A TAOIST monk could face jail after police uncovered a £12,600 cannabis farm growing in his home.
Holy man Michael Martin claimed the drug was for his own use, and explained he was smoking up to 15 joints a day in a bizarre scheme to try and remove the substance from his life.
Former civil servant Martin gave up work eight years ago to become a fully-fledged Taoist monk, a philosophy which involves a series of intense exercises day and night.
But despite being out of work and receiving just £140 a fortnight on benefits, the 39-year-old splashed out £400 on specialist equipment to set up a drug farm in an upstairs bedroom in his home in Wilson Street, Hartlepool.

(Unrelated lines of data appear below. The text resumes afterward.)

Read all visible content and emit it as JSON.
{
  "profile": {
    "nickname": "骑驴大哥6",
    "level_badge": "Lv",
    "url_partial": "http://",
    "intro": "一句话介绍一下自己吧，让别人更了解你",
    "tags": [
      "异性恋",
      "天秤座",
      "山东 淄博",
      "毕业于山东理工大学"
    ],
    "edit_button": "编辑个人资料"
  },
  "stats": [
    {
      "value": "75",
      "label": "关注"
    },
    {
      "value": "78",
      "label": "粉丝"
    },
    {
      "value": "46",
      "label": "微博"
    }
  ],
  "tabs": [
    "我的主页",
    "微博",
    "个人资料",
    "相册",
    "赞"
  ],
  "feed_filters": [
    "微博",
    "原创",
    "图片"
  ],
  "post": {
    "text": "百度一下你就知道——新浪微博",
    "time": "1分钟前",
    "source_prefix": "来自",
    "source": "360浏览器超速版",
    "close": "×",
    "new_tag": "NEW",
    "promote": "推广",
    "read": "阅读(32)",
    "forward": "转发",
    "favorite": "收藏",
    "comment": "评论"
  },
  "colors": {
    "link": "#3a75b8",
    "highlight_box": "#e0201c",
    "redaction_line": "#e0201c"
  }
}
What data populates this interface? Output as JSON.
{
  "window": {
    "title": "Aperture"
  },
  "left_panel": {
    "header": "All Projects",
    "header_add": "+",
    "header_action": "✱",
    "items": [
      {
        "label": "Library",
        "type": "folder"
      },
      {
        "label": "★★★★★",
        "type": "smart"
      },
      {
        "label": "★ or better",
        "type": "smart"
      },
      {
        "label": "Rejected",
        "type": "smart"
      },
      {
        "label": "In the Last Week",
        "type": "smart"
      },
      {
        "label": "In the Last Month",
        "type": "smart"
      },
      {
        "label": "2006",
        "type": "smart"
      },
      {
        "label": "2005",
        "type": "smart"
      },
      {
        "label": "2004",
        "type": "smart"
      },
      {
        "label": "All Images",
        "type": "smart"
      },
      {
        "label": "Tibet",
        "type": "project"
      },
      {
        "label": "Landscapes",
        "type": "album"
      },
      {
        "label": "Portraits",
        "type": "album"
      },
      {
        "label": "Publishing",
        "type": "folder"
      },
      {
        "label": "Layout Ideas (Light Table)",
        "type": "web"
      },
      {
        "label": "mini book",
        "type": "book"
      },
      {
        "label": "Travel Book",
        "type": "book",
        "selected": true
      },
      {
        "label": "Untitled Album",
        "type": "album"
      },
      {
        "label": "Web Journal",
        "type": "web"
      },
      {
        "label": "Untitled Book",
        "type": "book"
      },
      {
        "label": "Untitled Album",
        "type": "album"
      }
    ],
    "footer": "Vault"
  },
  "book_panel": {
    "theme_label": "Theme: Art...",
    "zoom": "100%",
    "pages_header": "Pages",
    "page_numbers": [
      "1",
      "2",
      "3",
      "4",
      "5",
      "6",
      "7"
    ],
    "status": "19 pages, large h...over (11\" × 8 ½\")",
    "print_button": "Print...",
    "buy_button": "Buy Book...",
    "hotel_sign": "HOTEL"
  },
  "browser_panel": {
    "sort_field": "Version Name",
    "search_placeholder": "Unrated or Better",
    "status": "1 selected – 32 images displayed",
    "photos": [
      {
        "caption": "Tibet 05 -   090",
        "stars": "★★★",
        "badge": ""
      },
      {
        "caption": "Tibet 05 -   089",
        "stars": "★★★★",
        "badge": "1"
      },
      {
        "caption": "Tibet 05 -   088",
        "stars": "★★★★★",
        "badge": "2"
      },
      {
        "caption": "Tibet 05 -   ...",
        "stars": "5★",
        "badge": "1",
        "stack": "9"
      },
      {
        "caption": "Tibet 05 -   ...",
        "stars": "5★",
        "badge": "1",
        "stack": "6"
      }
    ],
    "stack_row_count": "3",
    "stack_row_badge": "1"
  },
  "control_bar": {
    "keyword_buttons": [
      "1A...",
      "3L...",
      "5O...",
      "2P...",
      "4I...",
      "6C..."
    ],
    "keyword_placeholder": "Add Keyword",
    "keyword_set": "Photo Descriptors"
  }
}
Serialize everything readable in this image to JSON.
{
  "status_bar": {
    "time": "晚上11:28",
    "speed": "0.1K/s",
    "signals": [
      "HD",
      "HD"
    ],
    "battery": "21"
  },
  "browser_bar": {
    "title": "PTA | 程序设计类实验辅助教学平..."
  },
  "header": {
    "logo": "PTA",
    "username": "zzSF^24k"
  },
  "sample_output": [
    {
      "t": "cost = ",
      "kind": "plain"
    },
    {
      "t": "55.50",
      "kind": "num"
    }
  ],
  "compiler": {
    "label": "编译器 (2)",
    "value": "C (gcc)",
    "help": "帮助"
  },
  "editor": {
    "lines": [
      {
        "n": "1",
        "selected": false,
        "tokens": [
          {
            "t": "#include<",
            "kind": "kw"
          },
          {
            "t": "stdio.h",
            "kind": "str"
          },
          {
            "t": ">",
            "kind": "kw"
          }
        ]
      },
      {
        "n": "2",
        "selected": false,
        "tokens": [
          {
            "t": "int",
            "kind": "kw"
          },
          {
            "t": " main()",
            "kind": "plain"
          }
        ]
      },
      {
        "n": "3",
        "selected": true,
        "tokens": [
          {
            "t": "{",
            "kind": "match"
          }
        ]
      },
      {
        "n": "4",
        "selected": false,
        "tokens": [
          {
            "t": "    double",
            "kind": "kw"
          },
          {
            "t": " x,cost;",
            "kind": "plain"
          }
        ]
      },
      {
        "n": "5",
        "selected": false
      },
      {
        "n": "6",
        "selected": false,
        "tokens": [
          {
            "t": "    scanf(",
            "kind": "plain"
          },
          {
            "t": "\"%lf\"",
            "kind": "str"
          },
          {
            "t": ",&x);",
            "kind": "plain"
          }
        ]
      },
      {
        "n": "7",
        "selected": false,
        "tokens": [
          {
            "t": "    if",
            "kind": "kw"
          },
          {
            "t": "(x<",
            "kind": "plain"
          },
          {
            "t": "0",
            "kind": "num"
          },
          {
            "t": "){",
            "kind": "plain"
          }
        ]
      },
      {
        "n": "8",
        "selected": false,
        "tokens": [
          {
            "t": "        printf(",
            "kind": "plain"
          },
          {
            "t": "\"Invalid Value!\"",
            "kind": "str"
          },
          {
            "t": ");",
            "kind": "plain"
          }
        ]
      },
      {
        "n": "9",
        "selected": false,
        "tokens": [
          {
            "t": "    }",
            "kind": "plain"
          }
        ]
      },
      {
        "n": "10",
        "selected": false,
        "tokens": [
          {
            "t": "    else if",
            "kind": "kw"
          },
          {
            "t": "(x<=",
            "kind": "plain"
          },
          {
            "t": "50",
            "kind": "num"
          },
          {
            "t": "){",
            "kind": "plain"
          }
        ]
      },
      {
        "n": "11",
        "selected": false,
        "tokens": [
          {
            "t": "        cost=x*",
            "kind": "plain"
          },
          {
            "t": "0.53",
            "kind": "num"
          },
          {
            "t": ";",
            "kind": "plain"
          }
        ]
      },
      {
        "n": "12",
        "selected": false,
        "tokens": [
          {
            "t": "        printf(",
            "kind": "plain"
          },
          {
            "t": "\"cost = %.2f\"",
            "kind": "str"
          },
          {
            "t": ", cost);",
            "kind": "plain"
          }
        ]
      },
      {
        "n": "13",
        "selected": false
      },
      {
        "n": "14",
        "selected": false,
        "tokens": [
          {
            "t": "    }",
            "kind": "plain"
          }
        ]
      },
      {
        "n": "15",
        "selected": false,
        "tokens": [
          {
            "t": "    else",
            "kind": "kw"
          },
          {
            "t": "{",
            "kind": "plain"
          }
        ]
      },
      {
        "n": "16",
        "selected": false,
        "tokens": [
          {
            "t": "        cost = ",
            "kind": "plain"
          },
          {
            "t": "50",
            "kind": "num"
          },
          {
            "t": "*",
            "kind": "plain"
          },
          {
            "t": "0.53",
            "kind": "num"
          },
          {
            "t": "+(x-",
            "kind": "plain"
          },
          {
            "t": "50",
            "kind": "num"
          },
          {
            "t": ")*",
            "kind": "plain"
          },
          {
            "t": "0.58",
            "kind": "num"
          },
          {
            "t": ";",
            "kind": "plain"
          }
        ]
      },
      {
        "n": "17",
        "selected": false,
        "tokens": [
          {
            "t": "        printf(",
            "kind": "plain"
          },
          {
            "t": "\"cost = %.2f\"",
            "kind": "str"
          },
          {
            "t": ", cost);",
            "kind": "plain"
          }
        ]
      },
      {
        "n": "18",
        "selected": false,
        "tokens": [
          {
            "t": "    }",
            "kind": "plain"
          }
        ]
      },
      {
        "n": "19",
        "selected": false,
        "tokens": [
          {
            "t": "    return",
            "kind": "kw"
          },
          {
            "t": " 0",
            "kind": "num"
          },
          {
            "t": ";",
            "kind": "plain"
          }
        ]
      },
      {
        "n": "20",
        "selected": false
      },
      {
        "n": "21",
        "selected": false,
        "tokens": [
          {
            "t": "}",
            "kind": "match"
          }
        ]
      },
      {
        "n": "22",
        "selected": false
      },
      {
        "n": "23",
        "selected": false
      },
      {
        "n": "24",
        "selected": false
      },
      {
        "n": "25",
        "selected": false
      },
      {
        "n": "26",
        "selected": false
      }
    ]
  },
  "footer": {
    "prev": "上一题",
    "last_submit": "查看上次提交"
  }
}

Hartlepool Magistrates’ Court heard how Martin previously overcame drink problems by flooding his body with alcohol and experiencing all of the “negative effects both physically and spiritually”.
And Martin claimed he was planning to do exactly the same with cannabis to rid his body of the drug he has been taking since he was 16 years old.
But the monk’s bizarre plan came crashing down when police attended his home in April this year after receiving reports of an insecure front door and discovered 28 cannabis plants, worth £12,600, as well as nine lamps and transformers.
Martin pleaded guilty to producing a controlled class B drug but will have to await his fate after magistrates sent the case to Teesside Crown Court.
Lynne Roberts-Ploughman, prosecuting, said: “At 9.30am on April 20 police attended an address in Hartlepool following reports of an insecure door.
“They arrived and located a cannabis farm in an upstairs front bedroom.
“While the police were there, the defendant arrived and said ‘I live here, they are all mine’.”
Dave Smith, mitigating, described Martin as “not the average visitor to this court”.
The defendant has featured in the Mail in the past and explained how he got into the Taoist practice through an interest in martial arts.
Those who practice the Taoist culture attempt to live in a certain way to unite the mind, body and spirit in order to get the most out of each one.
The court heard how Martin studied under an experienced Taoist monk and practices meditation and yoga on a daily basis.
Mr Smith said: “Mr Martin is an articulate and intelligent man, and fully understands that what he was doing is illegal.
“He was smoking 10-15 joints a day and this concerned him in relation to the lifestyle of a monk. His plan was to take in a vast amount of cannabis so he took in all the negative effects.”
Mr Smith continued: “He has had alcohol problems in the past and the course he took was to over-indulge in alcohol and flood the system so he experienced all the negative effects both physically and spiritually and he was able to rid his life of alcohol.
“He planned to do this with cannabis but the difficulty arose because in order to get the amount he needed was firstly extremely expensive and would also open him up to some rather unsavoury characters, so he set about growing his own.
“This isn’t an excuse I have heard often before, but that doesn’t mean it’s not a believable one.”
The crown court date is yet to be set.